**Work to be completed**
Search the records for the string "Reset" and return each line that has it.
====== Data for review ======
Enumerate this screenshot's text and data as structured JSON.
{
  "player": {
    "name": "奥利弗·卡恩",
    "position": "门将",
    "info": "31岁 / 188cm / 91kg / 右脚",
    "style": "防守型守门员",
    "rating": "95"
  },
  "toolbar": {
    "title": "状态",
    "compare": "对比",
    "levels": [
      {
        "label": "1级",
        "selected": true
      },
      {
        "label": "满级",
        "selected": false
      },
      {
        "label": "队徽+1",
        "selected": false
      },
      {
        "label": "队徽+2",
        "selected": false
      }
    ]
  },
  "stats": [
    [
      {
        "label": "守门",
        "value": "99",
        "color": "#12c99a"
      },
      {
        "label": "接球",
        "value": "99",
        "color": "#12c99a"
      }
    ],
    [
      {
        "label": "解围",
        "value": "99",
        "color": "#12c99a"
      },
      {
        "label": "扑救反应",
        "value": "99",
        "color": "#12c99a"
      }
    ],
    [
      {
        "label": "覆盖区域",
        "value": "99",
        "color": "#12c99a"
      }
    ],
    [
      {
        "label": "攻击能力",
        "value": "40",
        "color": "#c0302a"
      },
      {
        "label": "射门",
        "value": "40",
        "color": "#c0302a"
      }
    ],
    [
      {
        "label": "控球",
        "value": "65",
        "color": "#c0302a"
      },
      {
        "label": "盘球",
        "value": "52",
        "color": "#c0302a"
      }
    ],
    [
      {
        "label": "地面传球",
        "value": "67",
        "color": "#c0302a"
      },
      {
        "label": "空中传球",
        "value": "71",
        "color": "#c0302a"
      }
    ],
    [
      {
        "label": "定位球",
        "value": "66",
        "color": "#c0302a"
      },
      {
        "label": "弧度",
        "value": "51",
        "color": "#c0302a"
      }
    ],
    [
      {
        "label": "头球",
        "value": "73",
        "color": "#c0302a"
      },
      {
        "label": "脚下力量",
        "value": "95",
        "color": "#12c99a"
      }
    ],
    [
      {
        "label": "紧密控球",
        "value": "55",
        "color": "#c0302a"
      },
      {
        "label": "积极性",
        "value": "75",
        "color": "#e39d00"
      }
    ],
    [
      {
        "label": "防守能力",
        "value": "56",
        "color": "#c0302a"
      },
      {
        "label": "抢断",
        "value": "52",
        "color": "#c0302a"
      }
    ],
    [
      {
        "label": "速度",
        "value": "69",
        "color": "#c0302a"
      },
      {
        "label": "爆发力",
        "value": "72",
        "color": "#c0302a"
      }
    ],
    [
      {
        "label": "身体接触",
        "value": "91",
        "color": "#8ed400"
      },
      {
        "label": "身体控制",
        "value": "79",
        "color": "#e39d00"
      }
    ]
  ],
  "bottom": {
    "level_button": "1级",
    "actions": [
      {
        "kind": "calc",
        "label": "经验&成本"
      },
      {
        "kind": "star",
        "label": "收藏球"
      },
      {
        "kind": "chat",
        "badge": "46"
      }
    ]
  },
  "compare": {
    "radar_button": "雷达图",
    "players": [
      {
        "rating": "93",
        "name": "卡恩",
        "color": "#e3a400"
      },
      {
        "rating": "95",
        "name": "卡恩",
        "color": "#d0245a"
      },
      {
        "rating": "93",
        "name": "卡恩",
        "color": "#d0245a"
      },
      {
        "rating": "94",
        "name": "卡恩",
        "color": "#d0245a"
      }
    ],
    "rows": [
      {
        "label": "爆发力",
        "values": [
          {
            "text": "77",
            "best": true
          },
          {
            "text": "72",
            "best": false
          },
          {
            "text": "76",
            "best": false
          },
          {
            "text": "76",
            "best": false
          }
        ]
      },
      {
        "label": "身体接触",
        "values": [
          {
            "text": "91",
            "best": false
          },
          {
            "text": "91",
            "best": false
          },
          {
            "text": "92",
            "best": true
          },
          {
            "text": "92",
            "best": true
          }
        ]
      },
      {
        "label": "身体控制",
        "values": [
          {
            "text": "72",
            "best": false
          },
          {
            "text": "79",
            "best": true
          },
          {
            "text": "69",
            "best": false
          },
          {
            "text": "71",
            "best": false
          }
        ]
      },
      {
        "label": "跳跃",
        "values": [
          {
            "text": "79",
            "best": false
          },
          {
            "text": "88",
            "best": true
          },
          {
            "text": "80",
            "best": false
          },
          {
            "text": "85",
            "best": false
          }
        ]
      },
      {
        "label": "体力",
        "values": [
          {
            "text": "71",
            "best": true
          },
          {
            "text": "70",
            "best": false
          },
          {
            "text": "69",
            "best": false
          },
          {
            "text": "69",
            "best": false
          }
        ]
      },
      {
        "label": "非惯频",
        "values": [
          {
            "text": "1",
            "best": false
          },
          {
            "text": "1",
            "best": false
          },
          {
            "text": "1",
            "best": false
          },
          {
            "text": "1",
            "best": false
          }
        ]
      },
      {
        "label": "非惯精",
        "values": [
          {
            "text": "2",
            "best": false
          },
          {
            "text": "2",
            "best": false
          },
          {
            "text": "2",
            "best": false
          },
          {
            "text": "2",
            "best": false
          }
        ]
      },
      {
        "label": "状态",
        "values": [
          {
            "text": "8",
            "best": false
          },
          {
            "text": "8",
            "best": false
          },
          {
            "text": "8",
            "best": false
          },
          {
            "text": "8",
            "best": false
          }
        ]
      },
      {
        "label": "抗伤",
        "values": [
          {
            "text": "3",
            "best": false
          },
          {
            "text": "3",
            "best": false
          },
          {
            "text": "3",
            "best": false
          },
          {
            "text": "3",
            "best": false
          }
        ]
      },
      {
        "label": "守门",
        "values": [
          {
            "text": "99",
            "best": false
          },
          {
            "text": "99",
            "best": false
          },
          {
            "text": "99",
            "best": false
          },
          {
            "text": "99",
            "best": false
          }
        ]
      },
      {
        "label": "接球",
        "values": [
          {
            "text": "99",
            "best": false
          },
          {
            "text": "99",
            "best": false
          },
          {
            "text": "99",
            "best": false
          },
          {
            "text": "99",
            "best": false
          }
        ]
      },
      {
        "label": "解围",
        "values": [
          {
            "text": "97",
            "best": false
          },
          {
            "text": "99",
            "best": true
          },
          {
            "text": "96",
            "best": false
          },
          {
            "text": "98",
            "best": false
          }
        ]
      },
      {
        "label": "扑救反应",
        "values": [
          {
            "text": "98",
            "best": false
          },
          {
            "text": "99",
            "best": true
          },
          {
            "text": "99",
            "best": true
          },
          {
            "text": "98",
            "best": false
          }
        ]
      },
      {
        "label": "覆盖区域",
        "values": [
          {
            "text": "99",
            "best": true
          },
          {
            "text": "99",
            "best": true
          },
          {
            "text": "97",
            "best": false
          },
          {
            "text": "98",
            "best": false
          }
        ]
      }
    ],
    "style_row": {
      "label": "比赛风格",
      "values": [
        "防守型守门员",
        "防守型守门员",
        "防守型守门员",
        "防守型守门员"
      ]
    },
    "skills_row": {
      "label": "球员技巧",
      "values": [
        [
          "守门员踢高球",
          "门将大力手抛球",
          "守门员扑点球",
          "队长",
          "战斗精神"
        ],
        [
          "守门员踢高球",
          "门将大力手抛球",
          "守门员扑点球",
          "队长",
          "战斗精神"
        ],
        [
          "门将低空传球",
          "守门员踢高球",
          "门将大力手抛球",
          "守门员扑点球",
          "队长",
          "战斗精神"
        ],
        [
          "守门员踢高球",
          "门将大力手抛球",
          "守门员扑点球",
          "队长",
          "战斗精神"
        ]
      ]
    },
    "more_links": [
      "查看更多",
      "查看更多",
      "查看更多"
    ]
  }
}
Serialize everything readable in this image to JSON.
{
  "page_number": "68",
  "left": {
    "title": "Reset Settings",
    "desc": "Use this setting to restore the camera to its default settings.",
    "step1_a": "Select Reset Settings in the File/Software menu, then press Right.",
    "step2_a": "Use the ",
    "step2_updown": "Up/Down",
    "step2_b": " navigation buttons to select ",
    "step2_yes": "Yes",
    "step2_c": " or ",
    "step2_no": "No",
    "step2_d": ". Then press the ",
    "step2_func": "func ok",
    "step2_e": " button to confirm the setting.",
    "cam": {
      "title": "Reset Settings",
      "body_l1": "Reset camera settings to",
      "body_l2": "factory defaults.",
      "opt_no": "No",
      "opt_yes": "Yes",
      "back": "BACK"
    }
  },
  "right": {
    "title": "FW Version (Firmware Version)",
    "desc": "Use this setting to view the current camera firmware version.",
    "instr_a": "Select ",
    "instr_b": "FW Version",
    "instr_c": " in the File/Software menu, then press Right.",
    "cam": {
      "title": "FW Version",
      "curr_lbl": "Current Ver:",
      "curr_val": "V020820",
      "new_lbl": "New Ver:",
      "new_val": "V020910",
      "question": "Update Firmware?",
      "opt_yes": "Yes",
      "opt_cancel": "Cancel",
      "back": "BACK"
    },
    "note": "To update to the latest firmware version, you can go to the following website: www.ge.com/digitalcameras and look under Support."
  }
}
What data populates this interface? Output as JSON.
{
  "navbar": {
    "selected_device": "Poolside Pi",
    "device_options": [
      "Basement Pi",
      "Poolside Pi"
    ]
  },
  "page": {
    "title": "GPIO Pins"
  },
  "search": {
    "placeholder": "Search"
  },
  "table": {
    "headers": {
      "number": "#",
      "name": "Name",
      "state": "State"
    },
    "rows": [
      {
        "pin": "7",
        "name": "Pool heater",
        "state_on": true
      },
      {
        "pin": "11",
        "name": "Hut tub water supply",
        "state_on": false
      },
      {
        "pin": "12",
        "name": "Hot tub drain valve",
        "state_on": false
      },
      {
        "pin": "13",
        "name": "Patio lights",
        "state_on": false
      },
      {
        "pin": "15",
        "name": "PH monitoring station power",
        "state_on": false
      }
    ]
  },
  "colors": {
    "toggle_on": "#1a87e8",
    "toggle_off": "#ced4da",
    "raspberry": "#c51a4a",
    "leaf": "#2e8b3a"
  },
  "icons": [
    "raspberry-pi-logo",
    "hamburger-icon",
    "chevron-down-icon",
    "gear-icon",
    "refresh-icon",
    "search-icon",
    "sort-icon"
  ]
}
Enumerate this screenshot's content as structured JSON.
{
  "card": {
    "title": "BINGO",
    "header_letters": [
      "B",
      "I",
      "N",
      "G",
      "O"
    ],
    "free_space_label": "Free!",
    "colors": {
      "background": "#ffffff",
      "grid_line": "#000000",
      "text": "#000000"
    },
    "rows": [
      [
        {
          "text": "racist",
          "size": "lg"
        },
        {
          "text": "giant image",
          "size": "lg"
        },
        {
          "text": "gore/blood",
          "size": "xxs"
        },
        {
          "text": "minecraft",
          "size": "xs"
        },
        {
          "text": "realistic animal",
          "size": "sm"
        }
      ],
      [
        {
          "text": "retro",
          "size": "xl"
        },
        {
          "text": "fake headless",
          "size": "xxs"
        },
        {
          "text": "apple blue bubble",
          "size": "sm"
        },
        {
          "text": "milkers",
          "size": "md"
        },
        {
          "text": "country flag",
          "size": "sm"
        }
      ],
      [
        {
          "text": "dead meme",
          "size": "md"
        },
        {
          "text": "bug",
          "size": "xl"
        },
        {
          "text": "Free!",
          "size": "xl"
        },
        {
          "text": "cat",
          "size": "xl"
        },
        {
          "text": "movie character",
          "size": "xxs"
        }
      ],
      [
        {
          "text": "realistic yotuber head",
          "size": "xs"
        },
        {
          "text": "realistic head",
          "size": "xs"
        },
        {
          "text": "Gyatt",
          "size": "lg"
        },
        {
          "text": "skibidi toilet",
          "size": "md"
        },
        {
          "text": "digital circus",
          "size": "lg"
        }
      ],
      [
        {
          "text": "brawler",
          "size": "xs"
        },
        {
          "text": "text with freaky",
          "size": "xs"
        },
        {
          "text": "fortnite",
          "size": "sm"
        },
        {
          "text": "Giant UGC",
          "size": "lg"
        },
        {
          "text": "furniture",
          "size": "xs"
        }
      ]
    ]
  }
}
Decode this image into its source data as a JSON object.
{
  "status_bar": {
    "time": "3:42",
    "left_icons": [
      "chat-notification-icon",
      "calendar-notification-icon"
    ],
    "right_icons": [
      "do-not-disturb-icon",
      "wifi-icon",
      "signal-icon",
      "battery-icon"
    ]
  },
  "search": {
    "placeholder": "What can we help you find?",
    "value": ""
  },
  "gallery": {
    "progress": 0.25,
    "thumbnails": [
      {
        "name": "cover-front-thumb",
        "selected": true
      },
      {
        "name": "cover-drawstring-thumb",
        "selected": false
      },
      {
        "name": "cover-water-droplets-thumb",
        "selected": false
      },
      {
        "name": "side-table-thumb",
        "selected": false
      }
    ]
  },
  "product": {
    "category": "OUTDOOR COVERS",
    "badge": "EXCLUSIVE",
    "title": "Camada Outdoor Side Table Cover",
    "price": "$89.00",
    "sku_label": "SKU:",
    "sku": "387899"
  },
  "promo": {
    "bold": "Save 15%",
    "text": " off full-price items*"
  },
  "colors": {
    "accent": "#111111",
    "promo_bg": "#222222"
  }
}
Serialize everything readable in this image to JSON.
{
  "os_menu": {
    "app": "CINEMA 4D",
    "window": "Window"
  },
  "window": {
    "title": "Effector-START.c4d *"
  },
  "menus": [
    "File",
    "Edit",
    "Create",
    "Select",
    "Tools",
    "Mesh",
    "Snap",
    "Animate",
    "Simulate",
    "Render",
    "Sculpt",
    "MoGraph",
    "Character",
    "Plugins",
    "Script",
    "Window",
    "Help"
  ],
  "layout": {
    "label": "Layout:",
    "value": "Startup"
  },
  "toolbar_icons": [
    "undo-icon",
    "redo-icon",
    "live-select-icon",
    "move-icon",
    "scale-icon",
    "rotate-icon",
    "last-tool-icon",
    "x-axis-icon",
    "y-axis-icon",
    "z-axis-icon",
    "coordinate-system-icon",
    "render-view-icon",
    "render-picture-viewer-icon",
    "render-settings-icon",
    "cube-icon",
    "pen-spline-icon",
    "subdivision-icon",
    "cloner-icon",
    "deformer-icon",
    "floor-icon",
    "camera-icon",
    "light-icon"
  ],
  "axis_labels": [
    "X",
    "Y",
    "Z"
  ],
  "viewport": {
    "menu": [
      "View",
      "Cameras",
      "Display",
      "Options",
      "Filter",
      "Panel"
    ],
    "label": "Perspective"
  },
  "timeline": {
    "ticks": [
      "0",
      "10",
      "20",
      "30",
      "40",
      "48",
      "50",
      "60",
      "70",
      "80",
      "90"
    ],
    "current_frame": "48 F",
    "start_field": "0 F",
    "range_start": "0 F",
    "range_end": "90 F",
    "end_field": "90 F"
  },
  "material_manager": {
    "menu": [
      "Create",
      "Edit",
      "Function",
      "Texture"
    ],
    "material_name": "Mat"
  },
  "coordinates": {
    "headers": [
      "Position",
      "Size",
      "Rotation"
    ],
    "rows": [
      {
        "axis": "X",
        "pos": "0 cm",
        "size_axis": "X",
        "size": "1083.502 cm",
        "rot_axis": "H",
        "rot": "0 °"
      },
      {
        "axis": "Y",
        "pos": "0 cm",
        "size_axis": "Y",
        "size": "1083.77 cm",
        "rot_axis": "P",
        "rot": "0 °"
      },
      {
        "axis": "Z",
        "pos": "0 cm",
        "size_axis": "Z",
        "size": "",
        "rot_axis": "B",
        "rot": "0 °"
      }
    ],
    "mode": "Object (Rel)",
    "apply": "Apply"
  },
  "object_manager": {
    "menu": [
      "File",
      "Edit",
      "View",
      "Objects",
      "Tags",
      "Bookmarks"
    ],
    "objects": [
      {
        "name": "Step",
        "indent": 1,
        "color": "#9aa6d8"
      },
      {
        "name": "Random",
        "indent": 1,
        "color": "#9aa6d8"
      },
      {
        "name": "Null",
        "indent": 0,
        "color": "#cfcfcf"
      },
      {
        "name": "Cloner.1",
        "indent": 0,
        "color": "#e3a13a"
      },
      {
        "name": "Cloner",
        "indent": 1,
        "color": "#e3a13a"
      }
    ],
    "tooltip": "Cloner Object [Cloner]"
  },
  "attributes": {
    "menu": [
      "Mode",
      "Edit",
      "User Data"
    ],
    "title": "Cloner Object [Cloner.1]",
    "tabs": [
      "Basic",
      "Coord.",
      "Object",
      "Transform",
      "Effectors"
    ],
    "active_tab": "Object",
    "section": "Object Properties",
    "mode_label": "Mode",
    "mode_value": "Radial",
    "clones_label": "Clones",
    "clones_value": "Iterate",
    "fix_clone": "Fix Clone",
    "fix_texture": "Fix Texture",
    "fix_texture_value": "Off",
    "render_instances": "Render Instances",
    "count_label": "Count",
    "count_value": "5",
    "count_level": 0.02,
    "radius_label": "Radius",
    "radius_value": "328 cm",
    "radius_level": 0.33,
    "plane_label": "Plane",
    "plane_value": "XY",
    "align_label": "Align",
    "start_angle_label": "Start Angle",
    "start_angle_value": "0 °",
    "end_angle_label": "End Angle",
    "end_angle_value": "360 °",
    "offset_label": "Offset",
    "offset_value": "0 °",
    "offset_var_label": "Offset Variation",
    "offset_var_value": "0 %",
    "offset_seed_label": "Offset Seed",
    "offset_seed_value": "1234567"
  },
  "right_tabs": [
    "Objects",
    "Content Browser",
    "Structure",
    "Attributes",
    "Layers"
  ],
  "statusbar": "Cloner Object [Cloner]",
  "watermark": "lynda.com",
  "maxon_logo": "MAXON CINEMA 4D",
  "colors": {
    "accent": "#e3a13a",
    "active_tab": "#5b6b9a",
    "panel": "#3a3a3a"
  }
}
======
**Solution to this task**
    "title": "Reset Settings",
    "step1_a": "Select Reset Settings in the File/Software menu, then press Right.",
      "title": "Reset Settings",
      "body_l1": "Reset camera settings to",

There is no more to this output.